DESCRIPTION OF THE TASK:
Going line by line through the data below, report how many lines include the word "Summarize", with nothing added.

SUPPLIED DATA:
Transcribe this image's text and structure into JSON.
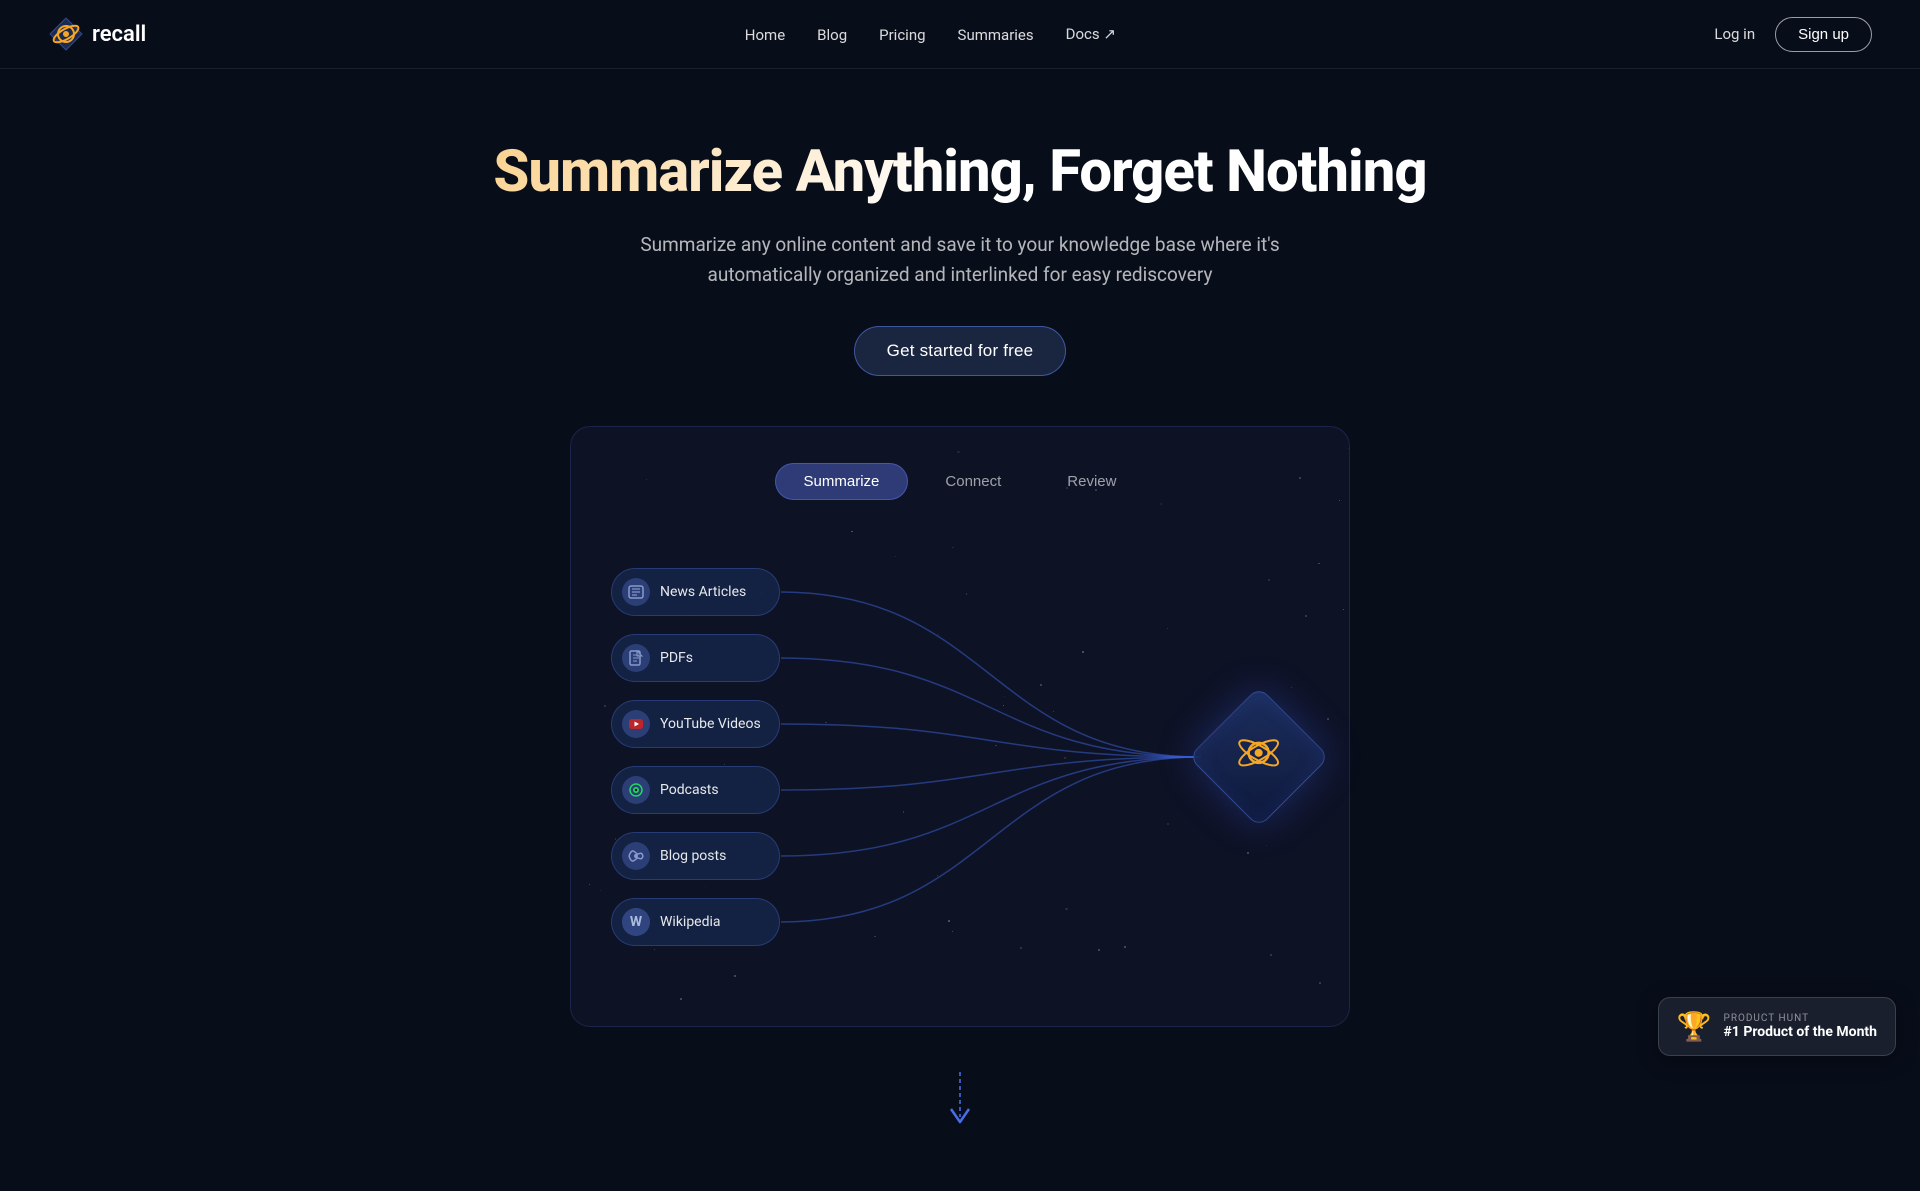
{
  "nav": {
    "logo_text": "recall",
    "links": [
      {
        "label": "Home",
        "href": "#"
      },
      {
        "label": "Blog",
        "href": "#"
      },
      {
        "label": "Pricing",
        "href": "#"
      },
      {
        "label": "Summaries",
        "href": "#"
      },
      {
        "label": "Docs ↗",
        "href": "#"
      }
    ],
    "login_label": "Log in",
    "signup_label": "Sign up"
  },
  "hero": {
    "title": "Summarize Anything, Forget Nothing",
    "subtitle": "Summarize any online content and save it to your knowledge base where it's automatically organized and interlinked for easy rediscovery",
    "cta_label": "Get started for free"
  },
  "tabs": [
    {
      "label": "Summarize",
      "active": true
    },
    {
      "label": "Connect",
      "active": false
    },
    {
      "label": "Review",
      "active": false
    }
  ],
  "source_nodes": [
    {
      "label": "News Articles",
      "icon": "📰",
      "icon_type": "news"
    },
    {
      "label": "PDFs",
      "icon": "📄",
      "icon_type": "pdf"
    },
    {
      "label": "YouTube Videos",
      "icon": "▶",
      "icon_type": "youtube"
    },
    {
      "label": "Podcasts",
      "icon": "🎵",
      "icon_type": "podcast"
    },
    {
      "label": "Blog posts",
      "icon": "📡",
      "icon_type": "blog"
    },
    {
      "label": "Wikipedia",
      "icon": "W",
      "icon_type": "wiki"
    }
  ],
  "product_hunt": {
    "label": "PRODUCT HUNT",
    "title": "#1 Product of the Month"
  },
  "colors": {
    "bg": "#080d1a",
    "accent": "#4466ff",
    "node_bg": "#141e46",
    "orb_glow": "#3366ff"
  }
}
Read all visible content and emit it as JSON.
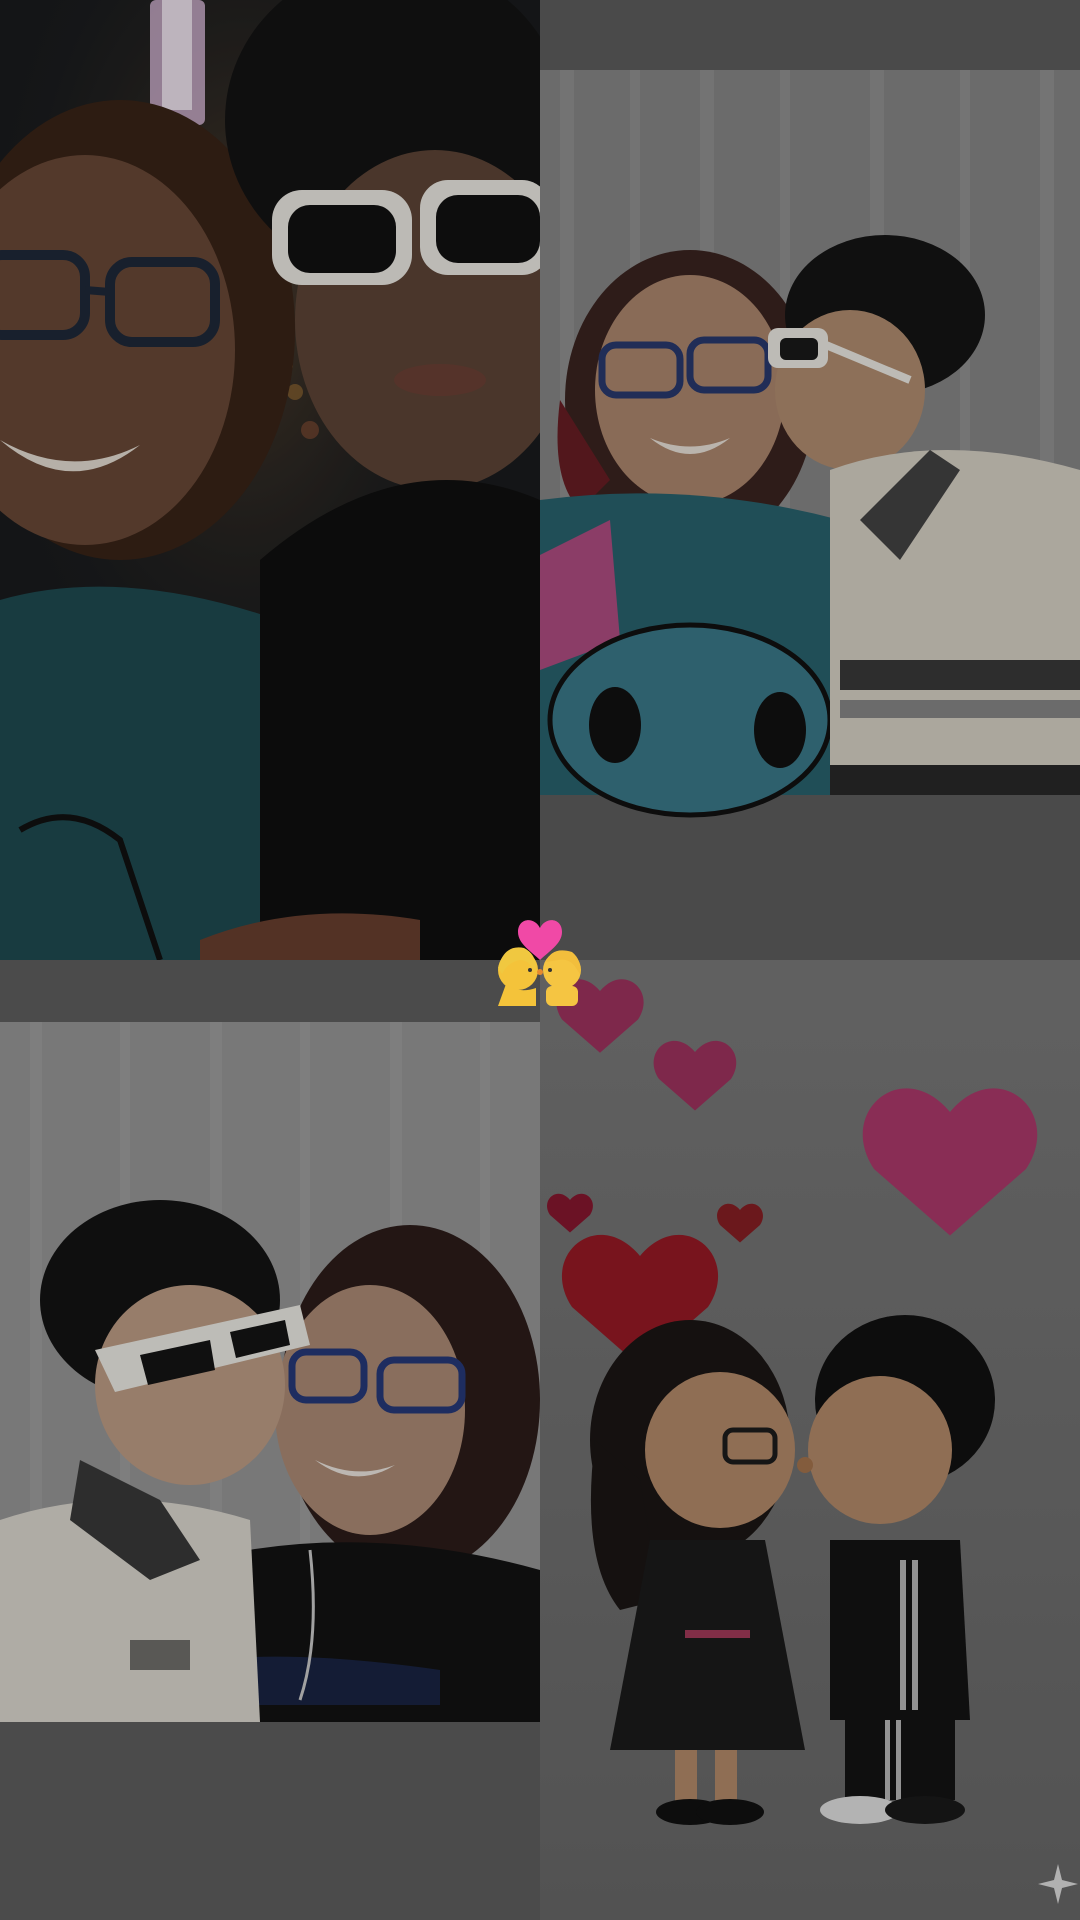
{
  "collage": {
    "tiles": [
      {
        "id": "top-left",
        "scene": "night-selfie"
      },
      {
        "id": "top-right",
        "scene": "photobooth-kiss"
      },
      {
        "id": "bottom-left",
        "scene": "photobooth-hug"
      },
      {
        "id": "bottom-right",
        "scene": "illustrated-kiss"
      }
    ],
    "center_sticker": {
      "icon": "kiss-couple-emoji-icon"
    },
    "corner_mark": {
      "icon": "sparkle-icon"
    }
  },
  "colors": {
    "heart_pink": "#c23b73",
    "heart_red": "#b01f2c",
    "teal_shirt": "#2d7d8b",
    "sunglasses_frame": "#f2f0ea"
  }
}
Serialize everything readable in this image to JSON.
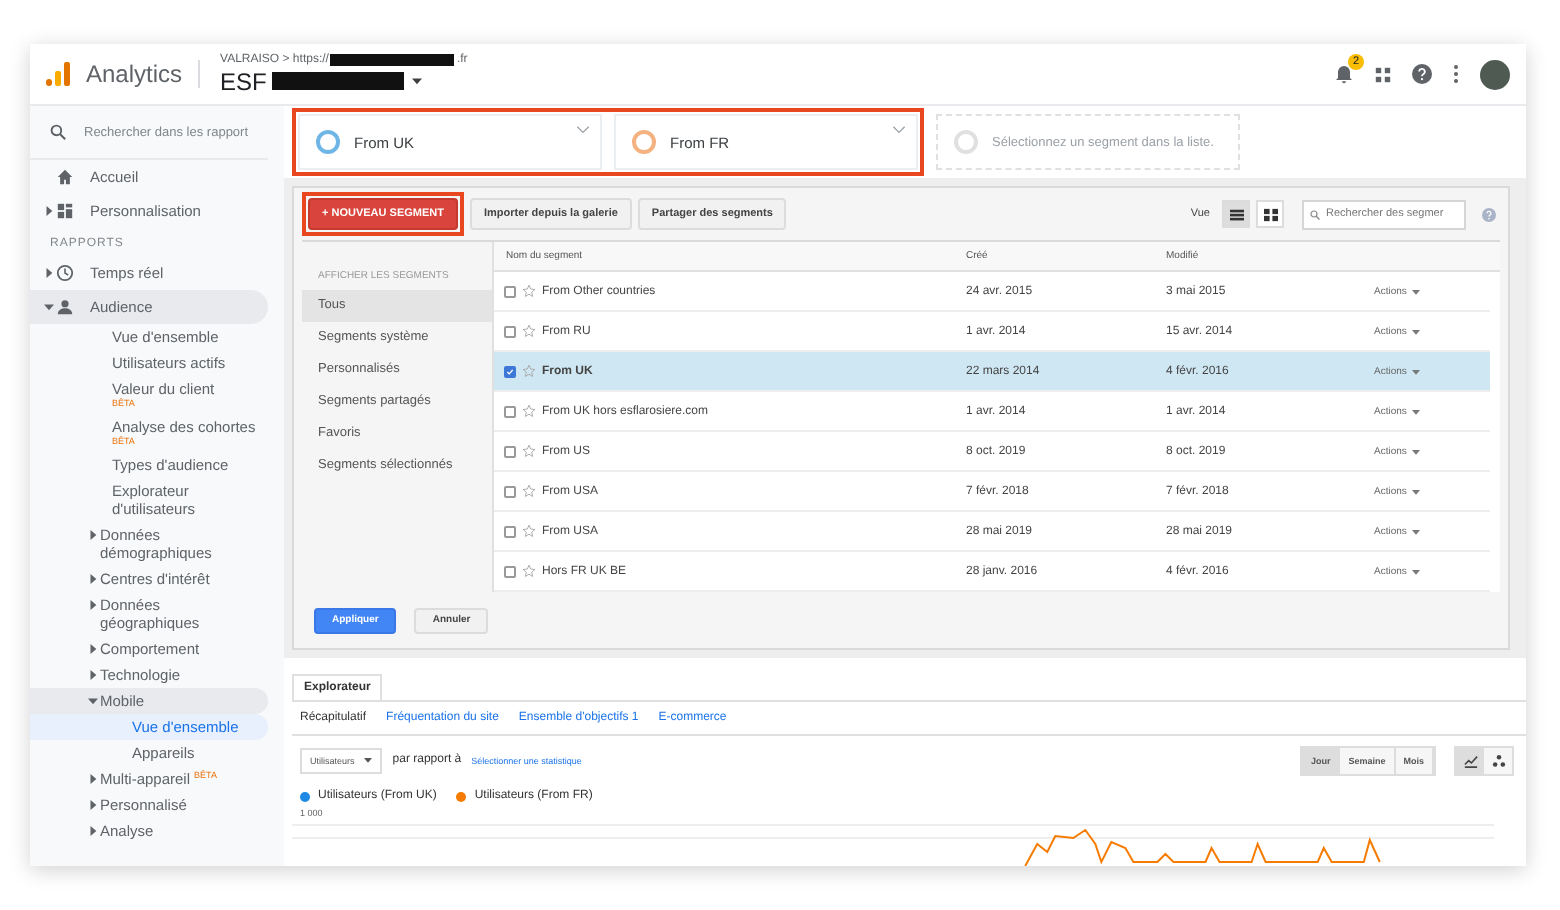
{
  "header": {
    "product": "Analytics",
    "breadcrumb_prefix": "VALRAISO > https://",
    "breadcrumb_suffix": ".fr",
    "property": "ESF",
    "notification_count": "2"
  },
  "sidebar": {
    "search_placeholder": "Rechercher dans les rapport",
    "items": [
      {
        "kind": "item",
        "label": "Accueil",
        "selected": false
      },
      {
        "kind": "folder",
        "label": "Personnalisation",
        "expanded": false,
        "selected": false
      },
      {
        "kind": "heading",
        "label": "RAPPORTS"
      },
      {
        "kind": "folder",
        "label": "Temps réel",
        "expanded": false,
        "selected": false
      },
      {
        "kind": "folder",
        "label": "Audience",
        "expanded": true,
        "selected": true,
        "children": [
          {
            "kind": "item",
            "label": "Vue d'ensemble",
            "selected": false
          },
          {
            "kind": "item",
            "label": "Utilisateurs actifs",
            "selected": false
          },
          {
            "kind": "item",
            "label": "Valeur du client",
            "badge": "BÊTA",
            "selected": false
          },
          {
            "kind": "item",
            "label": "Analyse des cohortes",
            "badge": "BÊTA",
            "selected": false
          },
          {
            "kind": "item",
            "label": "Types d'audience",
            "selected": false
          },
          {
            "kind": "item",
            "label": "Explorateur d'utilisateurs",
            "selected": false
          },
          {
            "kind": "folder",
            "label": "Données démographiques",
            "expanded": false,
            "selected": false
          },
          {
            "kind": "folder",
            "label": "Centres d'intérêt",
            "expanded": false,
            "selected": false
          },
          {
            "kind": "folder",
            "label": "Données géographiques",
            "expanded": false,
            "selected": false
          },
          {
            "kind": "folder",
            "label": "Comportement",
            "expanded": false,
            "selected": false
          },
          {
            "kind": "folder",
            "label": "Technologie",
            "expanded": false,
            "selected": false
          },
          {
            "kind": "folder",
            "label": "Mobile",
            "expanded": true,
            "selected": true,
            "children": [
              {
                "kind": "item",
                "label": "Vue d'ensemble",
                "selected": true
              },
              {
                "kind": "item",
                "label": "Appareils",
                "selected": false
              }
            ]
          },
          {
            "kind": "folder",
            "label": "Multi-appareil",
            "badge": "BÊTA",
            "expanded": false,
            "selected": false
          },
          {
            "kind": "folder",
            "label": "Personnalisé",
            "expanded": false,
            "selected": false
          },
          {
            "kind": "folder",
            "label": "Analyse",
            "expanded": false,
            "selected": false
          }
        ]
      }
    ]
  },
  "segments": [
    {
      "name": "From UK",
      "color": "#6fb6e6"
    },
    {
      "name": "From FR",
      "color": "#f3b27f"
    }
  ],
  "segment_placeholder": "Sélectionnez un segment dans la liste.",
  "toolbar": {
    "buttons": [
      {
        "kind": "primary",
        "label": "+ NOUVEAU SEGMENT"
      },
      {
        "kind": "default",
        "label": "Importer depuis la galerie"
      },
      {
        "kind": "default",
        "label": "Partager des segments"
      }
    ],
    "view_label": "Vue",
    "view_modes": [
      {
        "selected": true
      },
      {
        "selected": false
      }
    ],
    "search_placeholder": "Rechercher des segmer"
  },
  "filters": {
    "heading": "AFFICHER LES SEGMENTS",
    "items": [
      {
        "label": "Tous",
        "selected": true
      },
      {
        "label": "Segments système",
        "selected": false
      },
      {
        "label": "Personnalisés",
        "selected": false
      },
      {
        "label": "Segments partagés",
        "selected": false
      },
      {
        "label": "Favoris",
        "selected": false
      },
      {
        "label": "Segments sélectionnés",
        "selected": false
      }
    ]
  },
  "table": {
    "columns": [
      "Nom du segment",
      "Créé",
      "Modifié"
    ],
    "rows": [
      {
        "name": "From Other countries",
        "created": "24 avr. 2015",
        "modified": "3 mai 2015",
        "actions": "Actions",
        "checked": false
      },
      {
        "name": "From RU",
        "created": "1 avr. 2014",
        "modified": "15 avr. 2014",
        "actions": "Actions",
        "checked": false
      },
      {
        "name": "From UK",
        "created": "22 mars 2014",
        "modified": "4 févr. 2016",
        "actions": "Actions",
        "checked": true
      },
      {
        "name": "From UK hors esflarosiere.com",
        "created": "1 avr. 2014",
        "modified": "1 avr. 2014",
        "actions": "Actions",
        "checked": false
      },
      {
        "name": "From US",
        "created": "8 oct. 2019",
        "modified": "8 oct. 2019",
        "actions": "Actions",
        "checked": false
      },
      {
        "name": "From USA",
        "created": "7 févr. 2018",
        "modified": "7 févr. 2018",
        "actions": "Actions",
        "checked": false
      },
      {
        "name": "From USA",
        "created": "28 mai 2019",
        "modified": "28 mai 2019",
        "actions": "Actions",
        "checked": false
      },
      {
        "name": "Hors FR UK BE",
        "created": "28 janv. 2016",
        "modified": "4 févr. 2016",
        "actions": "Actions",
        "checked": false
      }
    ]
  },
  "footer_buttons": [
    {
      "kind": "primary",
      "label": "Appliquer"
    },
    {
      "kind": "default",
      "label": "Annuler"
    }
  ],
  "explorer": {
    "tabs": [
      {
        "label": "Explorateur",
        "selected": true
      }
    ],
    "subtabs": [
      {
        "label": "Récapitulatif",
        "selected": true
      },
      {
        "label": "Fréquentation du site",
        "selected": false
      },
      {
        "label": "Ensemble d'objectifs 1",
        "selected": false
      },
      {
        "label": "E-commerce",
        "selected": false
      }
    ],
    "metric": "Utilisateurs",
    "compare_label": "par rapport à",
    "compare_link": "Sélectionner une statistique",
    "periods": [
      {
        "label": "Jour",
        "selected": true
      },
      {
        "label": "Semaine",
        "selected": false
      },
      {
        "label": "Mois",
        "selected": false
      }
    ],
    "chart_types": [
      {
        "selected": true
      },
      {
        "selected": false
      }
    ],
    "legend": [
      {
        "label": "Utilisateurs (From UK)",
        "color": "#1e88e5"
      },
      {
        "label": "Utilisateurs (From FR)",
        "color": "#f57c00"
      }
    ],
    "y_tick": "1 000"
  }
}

RESPONSE BOX:
3